RECORDS Start Marker

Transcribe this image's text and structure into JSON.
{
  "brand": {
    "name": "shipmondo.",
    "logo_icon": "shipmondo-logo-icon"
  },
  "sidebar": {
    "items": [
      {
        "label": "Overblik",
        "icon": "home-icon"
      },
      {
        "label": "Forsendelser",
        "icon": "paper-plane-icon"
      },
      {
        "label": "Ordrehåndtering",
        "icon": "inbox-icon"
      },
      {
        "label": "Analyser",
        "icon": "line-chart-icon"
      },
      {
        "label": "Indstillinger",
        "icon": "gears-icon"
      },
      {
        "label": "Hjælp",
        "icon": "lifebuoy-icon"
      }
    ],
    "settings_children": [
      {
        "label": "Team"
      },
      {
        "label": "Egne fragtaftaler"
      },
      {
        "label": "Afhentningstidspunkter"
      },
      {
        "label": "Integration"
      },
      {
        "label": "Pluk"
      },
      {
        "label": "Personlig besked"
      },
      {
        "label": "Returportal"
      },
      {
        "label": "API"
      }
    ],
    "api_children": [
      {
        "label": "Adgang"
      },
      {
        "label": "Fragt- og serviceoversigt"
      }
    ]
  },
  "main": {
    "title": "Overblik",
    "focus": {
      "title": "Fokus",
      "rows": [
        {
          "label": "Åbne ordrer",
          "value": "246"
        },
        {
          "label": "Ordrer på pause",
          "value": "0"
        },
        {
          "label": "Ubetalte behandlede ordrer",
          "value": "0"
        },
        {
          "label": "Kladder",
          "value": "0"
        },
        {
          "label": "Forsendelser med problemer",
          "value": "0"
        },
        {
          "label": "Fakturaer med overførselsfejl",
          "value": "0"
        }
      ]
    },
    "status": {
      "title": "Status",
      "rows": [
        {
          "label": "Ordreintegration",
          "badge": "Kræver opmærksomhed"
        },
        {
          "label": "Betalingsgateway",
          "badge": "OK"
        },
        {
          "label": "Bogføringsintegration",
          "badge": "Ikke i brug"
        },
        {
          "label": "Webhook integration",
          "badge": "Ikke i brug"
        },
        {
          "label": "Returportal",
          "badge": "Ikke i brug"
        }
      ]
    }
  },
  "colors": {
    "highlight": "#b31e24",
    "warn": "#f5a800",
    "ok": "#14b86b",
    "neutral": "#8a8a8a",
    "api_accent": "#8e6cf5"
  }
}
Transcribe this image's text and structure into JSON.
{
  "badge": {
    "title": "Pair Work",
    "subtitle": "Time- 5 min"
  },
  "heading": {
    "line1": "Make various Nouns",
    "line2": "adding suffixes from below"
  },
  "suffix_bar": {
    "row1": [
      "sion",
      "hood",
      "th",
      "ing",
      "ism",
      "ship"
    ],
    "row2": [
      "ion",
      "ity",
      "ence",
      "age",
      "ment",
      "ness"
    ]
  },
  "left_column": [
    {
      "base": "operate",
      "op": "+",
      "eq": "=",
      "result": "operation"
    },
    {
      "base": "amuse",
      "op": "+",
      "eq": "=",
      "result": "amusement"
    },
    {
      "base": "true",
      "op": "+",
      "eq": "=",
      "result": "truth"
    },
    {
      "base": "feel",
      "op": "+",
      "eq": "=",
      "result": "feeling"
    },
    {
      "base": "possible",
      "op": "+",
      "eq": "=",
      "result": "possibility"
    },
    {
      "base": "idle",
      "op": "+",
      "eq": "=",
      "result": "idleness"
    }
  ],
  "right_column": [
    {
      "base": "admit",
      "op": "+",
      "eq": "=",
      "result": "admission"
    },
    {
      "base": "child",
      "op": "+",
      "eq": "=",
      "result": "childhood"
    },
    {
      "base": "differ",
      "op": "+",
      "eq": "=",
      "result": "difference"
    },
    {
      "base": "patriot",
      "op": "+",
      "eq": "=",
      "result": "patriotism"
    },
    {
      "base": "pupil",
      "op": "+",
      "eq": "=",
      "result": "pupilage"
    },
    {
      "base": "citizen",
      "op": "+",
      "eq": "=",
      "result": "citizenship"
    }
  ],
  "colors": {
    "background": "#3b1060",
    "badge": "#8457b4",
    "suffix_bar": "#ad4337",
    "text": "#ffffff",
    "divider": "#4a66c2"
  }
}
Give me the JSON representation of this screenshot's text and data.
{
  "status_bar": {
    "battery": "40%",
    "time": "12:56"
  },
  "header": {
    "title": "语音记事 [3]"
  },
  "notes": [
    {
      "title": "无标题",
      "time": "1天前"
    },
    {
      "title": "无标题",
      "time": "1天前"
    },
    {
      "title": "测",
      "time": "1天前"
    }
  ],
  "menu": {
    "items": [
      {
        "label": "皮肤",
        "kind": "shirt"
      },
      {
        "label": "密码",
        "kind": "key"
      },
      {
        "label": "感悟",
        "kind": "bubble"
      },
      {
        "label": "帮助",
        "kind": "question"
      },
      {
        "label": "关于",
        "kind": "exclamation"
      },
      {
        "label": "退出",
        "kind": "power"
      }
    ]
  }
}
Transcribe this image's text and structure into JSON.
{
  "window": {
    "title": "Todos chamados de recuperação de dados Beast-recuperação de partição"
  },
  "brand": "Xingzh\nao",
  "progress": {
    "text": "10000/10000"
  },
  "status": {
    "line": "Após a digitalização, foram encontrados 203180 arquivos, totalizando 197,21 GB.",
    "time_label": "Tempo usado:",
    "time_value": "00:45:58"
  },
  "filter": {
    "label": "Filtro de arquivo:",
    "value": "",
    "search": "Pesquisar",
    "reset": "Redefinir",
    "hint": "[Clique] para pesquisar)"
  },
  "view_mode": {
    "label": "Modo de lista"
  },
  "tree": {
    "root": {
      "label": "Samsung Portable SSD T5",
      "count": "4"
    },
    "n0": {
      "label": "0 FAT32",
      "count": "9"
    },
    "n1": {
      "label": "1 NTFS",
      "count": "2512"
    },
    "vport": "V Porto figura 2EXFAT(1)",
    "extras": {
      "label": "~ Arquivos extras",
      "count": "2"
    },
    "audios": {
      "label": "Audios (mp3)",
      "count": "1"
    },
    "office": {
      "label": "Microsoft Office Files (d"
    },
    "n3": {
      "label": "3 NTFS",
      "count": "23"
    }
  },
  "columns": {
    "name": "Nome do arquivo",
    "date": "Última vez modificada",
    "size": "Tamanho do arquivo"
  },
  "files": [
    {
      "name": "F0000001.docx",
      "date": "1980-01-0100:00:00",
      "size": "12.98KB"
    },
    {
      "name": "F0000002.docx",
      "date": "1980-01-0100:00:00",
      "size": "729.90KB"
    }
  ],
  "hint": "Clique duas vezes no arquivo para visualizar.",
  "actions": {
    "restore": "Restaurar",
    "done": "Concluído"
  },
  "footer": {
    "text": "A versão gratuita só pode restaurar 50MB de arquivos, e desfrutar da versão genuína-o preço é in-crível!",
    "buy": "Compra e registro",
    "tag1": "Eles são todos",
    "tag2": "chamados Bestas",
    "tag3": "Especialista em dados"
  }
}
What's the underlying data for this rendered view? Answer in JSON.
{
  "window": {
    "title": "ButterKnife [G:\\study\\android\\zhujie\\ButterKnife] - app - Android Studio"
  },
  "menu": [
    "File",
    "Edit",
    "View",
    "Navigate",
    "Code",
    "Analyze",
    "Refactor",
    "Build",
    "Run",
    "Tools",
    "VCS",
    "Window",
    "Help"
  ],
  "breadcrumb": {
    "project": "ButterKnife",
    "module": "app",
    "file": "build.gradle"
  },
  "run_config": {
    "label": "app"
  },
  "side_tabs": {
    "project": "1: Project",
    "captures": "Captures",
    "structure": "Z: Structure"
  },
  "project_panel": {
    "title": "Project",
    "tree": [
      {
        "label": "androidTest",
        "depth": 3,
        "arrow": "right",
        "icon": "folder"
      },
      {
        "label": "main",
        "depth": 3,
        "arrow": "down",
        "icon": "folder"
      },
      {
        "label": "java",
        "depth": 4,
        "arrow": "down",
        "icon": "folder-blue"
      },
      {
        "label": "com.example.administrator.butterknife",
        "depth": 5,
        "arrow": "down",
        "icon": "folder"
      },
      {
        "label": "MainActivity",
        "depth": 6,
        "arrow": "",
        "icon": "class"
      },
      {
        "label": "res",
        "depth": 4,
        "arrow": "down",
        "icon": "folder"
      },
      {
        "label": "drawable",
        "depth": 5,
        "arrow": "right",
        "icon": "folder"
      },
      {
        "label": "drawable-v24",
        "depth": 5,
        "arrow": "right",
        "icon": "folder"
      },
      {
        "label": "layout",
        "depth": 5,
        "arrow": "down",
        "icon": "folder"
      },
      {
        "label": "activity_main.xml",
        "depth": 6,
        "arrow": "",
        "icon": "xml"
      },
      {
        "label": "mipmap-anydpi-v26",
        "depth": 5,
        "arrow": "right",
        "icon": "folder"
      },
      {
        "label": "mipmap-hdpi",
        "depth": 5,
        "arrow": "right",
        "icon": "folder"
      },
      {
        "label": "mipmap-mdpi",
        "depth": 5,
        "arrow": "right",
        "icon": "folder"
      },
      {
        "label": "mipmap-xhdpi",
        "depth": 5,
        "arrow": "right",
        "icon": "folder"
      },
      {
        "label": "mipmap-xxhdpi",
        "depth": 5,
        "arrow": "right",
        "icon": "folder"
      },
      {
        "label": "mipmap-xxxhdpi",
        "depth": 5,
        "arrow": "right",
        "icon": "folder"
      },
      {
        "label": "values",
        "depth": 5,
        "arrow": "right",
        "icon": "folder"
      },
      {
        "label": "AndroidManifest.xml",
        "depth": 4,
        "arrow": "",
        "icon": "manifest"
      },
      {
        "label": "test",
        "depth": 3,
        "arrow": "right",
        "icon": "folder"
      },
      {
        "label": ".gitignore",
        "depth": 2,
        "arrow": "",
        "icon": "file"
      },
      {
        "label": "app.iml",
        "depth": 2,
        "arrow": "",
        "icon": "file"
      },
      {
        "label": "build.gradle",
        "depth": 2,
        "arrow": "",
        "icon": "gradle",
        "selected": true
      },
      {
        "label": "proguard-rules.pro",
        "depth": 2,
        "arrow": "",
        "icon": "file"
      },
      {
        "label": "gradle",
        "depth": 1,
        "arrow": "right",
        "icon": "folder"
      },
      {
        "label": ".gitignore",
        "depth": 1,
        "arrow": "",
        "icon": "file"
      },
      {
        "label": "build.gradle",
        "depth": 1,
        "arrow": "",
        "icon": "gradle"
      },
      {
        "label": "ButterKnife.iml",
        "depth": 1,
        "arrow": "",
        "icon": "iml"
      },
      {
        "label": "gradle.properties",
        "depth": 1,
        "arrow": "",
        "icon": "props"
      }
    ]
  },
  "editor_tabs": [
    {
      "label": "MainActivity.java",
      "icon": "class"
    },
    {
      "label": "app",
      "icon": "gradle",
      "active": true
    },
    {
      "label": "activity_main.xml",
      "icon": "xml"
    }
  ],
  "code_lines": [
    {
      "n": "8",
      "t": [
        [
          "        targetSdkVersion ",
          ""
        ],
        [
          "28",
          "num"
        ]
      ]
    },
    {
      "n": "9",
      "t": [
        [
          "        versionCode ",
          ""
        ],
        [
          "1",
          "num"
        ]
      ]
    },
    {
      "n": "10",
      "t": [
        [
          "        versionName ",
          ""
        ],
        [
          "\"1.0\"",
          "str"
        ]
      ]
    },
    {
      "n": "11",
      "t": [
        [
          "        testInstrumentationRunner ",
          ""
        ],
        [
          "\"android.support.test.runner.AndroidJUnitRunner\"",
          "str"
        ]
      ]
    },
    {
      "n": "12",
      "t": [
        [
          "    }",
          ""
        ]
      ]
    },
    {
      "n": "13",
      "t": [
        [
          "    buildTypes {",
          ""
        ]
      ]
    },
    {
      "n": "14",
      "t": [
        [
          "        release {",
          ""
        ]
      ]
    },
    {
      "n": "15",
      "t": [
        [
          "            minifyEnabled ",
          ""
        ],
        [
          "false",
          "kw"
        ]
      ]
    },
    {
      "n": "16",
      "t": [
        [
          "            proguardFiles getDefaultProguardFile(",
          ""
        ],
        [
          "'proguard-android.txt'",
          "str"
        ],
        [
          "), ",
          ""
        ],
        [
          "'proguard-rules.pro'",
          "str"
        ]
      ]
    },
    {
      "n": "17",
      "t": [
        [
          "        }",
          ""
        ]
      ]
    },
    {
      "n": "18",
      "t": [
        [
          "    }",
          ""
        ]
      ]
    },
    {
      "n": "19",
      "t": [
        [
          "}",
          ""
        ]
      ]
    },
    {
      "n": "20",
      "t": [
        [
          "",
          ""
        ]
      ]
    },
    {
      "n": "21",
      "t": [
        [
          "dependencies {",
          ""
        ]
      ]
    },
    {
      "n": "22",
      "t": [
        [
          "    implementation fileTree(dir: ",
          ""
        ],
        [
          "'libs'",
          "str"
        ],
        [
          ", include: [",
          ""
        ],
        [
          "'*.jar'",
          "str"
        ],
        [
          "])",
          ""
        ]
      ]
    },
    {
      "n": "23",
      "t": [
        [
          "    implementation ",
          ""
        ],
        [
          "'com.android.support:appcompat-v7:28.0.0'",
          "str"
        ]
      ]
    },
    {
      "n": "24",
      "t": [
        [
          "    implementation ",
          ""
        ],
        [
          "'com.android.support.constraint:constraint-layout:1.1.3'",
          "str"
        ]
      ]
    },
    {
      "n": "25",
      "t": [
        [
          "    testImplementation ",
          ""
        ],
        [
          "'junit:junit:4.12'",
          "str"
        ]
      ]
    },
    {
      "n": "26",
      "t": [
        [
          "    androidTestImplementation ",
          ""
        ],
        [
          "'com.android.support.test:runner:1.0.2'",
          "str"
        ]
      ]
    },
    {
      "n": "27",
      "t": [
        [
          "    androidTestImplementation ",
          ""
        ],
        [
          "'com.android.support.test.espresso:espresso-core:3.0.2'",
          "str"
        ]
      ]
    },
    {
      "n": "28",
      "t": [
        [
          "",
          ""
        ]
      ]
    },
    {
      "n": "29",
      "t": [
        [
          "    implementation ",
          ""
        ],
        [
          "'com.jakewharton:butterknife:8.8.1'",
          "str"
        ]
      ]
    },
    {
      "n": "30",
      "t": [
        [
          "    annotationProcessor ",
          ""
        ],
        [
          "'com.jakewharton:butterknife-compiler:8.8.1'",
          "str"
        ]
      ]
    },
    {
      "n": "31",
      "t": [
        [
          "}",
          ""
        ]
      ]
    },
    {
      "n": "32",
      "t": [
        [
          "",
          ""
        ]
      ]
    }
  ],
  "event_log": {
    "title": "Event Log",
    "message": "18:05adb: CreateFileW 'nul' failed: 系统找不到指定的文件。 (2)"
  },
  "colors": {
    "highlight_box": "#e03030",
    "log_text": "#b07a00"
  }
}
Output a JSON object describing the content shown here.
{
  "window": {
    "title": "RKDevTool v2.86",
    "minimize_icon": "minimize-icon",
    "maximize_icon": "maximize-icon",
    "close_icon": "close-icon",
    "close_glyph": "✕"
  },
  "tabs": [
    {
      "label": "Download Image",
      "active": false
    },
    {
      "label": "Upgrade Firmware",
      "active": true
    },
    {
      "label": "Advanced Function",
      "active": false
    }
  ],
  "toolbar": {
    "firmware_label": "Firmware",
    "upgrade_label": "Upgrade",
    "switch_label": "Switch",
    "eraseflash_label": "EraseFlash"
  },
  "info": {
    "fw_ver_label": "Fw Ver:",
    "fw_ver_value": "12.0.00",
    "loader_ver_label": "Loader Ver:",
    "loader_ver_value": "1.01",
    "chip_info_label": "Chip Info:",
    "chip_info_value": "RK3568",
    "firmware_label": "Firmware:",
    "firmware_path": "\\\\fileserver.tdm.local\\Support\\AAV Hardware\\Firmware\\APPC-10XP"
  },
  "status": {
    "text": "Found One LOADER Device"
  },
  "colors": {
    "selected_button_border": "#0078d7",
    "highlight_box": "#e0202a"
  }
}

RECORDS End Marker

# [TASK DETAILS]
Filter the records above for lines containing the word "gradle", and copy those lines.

# [WRITTEN REPLY]
    "file": "build.gradle"
        "label": "build.gradle",
        "icon": "gradle",
        "label": "gradle",
        "label": "build.gradle",
        "icon": "gradle"
        "label": "gradle.properties",
      "icon": "gradle",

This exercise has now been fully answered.